A clear photo of each motif is accompanied by easy to read stitch diagrams and written instructions. She also lists the yarn (and colors) used for every motif, staying practical with many of the featured yarns being available at craft chains. At the bottom of each page are photos of some of the suggested motifs to mix and match with the hilighted motif, which is a fun touch.

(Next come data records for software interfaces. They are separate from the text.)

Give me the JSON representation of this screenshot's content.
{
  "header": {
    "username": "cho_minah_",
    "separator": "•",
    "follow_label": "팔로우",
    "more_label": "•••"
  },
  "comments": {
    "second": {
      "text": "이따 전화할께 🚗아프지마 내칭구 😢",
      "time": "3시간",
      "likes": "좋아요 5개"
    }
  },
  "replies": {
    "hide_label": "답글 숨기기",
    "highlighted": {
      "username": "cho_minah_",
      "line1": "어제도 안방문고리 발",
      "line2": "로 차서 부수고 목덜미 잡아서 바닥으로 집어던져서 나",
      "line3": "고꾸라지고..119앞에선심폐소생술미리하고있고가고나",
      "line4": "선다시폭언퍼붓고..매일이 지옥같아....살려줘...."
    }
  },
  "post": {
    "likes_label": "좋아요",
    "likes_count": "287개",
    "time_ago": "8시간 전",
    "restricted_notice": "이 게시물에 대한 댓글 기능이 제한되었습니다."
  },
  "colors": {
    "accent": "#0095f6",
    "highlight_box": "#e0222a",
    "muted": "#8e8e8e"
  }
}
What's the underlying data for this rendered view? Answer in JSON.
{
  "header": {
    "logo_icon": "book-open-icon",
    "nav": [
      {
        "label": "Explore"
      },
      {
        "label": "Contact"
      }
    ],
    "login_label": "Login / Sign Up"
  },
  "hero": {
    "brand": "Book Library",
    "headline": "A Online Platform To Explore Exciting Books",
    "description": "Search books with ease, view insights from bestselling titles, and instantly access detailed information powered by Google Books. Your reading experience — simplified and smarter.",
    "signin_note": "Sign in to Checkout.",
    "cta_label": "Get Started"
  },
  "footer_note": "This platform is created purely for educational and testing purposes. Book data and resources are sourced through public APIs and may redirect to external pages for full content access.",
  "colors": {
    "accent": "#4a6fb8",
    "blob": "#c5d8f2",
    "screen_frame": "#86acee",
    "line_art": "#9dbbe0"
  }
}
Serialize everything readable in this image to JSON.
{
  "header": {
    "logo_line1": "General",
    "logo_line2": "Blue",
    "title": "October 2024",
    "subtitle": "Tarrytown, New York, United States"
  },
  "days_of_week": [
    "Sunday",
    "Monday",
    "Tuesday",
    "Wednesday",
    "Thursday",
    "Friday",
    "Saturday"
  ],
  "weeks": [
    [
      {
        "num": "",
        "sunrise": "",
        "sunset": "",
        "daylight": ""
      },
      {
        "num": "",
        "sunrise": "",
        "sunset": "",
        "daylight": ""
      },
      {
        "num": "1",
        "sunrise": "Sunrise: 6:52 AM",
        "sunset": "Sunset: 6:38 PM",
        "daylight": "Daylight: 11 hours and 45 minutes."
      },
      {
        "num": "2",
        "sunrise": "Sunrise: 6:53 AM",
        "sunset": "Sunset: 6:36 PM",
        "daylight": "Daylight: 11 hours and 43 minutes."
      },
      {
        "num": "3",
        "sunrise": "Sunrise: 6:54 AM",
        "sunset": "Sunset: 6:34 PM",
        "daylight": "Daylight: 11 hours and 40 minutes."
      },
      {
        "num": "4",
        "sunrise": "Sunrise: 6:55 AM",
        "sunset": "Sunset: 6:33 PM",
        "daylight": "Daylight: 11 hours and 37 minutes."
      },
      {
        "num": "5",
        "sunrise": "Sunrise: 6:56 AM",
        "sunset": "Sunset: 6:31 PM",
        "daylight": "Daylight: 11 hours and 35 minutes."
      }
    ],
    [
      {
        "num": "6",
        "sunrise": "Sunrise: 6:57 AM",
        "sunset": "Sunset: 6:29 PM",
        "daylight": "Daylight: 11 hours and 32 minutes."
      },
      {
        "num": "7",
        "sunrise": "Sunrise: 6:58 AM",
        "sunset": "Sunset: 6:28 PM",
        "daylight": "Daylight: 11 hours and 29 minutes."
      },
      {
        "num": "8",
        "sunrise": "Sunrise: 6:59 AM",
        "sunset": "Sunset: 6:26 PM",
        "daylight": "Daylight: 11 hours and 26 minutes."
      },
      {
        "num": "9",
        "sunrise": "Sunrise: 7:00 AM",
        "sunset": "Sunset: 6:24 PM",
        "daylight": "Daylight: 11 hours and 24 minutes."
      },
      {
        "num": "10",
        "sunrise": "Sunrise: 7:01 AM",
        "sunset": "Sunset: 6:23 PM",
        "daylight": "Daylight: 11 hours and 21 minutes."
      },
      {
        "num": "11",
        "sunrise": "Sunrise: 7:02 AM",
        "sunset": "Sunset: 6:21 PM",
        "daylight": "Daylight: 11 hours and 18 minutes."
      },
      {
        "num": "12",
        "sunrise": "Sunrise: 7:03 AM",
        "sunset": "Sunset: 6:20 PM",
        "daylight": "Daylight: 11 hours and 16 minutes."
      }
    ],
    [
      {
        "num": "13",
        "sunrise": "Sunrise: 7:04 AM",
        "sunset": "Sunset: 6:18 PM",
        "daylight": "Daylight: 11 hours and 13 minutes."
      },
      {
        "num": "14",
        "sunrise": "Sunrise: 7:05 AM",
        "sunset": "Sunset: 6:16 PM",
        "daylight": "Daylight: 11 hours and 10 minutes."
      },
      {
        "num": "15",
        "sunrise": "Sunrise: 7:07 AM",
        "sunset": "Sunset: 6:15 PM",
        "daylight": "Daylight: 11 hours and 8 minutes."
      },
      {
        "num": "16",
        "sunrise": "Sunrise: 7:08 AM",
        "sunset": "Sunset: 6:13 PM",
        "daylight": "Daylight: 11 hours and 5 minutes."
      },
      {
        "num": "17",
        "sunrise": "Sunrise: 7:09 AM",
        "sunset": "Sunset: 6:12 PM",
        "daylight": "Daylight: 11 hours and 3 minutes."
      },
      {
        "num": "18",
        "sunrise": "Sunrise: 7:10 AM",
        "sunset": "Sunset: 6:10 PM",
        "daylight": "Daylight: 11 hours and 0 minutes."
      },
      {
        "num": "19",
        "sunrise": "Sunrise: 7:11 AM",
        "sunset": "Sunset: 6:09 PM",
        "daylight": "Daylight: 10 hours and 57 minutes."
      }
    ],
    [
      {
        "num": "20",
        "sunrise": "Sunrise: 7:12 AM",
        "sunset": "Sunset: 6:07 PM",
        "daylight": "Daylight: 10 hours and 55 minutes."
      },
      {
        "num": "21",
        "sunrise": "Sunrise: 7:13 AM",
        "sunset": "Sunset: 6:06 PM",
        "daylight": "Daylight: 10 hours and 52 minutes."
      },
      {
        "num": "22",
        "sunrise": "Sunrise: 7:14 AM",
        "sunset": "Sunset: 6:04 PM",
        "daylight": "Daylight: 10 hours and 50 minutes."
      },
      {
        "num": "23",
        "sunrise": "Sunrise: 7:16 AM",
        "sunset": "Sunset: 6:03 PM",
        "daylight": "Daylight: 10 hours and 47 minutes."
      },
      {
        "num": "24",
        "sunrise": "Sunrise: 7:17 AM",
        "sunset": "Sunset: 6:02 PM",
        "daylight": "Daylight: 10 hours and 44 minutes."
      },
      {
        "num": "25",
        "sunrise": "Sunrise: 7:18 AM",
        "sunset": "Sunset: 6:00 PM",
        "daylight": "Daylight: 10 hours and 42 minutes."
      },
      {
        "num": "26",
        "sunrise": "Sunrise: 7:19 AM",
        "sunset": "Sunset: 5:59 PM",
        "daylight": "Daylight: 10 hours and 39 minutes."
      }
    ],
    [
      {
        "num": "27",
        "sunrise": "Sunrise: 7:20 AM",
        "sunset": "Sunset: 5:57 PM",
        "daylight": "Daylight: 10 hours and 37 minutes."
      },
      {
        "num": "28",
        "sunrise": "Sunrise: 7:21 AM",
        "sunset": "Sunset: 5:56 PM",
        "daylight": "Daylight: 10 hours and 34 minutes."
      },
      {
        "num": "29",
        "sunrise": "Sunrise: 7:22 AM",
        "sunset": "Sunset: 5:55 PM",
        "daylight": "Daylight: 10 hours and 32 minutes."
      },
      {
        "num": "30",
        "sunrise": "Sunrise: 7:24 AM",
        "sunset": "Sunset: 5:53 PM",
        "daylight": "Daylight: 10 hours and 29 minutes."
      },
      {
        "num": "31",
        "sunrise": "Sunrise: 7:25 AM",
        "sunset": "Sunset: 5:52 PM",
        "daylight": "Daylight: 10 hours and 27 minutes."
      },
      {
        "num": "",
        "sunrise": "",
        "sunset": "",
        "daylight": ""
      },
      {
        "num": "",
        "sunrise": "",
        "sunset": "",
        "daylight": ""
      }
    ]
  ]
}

Next, Ellen presents 10 finished blankets. I love that she has included complete projects for several reasons–one, it will help you to estimate the amount of yarn you might need to make a blanket. This is always a question at the LYS and I generally pull the pattern for a similar kind of project to get an idea. I also think it’s important that she provided diagrammed edging patterns, as well as a general layout for each blanket design, as otherwise it’s up to you to figure out how you want to join one motif to the next. Since each motif has the same number of stitches, I think you could easily sub in the motifs you wanted for these blankets, assuming you have a wild hair to make yours different–I know I do! You’ll want to note that most of the motifs must be sewn or crocheted together, although there are a few “join as you go” motifs thrown in for good measure.